World-renowned Turkish pianist Say to receive Beethoven Award in Germany
DHA photoWorld-renowned Turkish pianist Fazıl Say is expected to receive the Beethoven Prize, one of the world’s most prestigious awards given by the Bonn-based Beethoven Academy, on Dec. 17.
Say said he had invited Turkish Culture Minister Nabi Avcı and Foreign Minister Mevlüt Çavuşoğlu to the event, underlining that he wanted to reflect “peace and brotherhood” among them amid the “hard times we are going through.”
Noting that both he and the academy did not want politics to hinder the arts at the event, Say said he invited the statesmen in a bid to underline the solidarity among them during the “hard times” that “Turkey is experiencing.”
Say reiterated that that no particular state or government would be discussed at the event and that “the sole subject is the arts and humanity.”
“In days like these, in which terror claims lives in our country, I thought engaging in such a solidarity and brotherhood would be good for all of us. I have not received any response from these offices yet,” said Say.
Meanwhile, Say noted that Turkish journalist Can Dündar, the former editor-in-chief of daily Cumhuriyet who has become embroiled in a series of lengthy legal cases and probes over a 2015 story, decided not to prepare a speech on behalf of Say.
Dündar was going to prepare a speech for Say regarding his art. In his post, however, Say said Dündar announced that he decided not to prepare the text out of “concern that his participation would surpass the artistic aspect of this award due to the political debate it may create in Turkey and among Turks in Germany.”

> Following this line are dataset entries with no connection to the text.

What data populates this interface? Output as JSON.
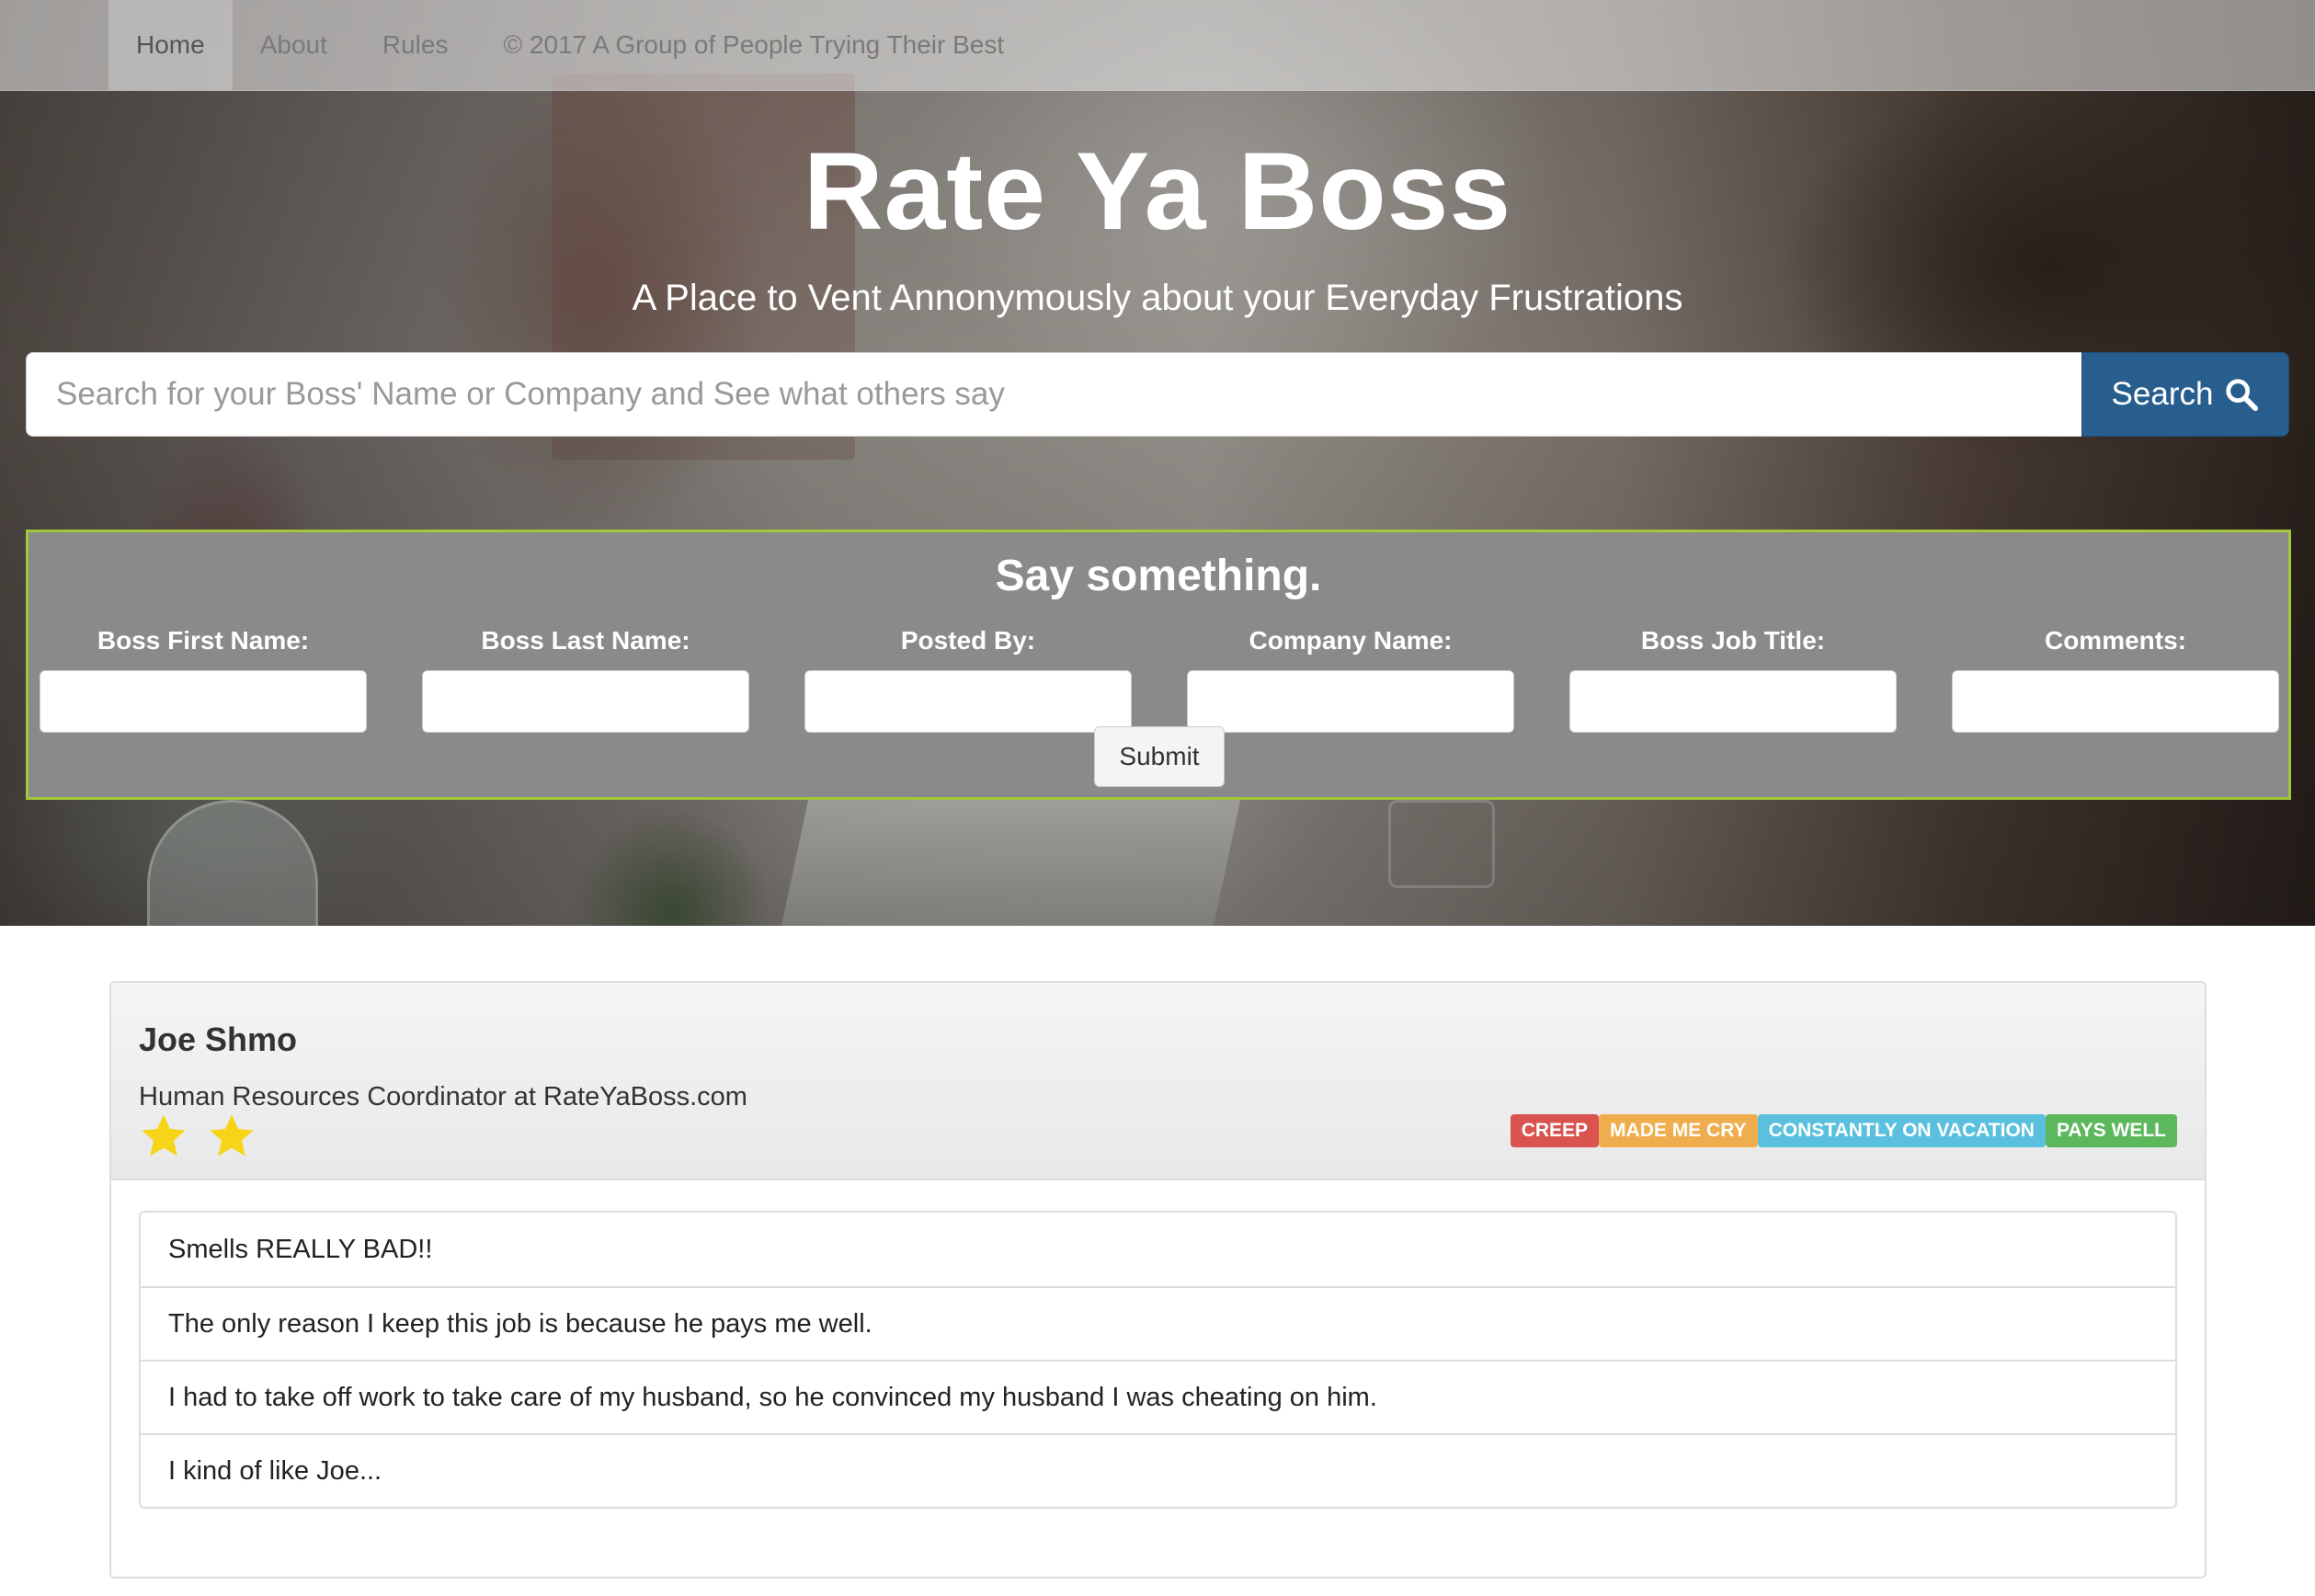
{
  "nav": {
    "items": [
      {
        "label": "Home",
        "active": true
      },
      {
        "label": "About",
        "active": false
      },
      {
        "label": "Rules",
        "active": false
      }
    ],
    "footer_text": "© 2017 A Group of People Trying Their Best"
  },
  "hero": {
    "title": "Rate Ya Boss",
    "subtitle": "A Place to Vent Annonymously about your Everyday Frustrations"
  },
  "search": {
    "placeholder": "Search for your Boss' Name or Company and See what others say",
    "value": "",
    "button_label": "Search",
    "button_icon": "magnifier-icon"
  },
  "form": {
    "heading": "Say something.",
    "fields": [
      {
        "label": "Boss First Name:",
        "value": ""
      },
      {
        "label": "Boss Last Name:",
        "value": ""
      },
      {
        "label": "Posted By:",
        "value": ""
      },
      {
        "label": "Company Name:",
        "value": ""
      },
      {
        "label": "Boss Job Title:",
        "value": ""
      },
      {
        "label": "Comments:",
        "value": ""
      }
    ],
    "submit_label": "Submit",
    "border_color": "#a3c63a"
  },
  "review": {
    "boss_name": "Joe Shmo",
    "job_line": "Human Resources Coordinator at RateYaBoss.com",
    "rating": 2,
    "star_color": "#f7d417",
    "tags": [
      {
        "label": "CREEP",
        "color": "#d9534f"
      },
      {
        "label": "MADE ME CRY",
        "color": "#f0ad4e"
      },
      {
        "label": "CONSTANTLY ON VACATION",
        "color": "#5bc0de"
      },
      {
        "label": "PAYS WELL",
        "color": "#5cb85c"
      }
    ],
    "comments": [
      "Smells REALLY BAD!!",
      "The only reason I keep this job is because he pays me well.",
      "I had to take off work to take care of my husband, so he convinced my husband I was cheating on him.",
      "I kind of like Joe..."
    ]
  },
  "colors": {
    "search_button": "#285e8e",
    "form_panel": "#8a8a8a"
  }
}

“Even if Can does not form a single political sentence, his presence there on that day would unfortunately bother some,” said Say, adding that he favored the reconciliation in such situations.
Dündar is currently the subject of an arrest warrant as part of a probe that was launched into Cumhuriyet and which has resulted in the arrest of 10 newspaper employees or administrators on terror charges.
The journalist became a bête noir for the government by printing a story about how Turkey’s intelligence agency was allegedly sending weapons to Syria.
Dündar was sentenced to five years in jail for a story on the arms transfer on the same day that he survived an assassination attempt outside an Istanbul courthouse.
Dündar left the country during the appeals process and is reportedly residing in Germany, although Turkish authorities have prevented his wife, Dilek Dündar, from coming to visit him without providing any official reason.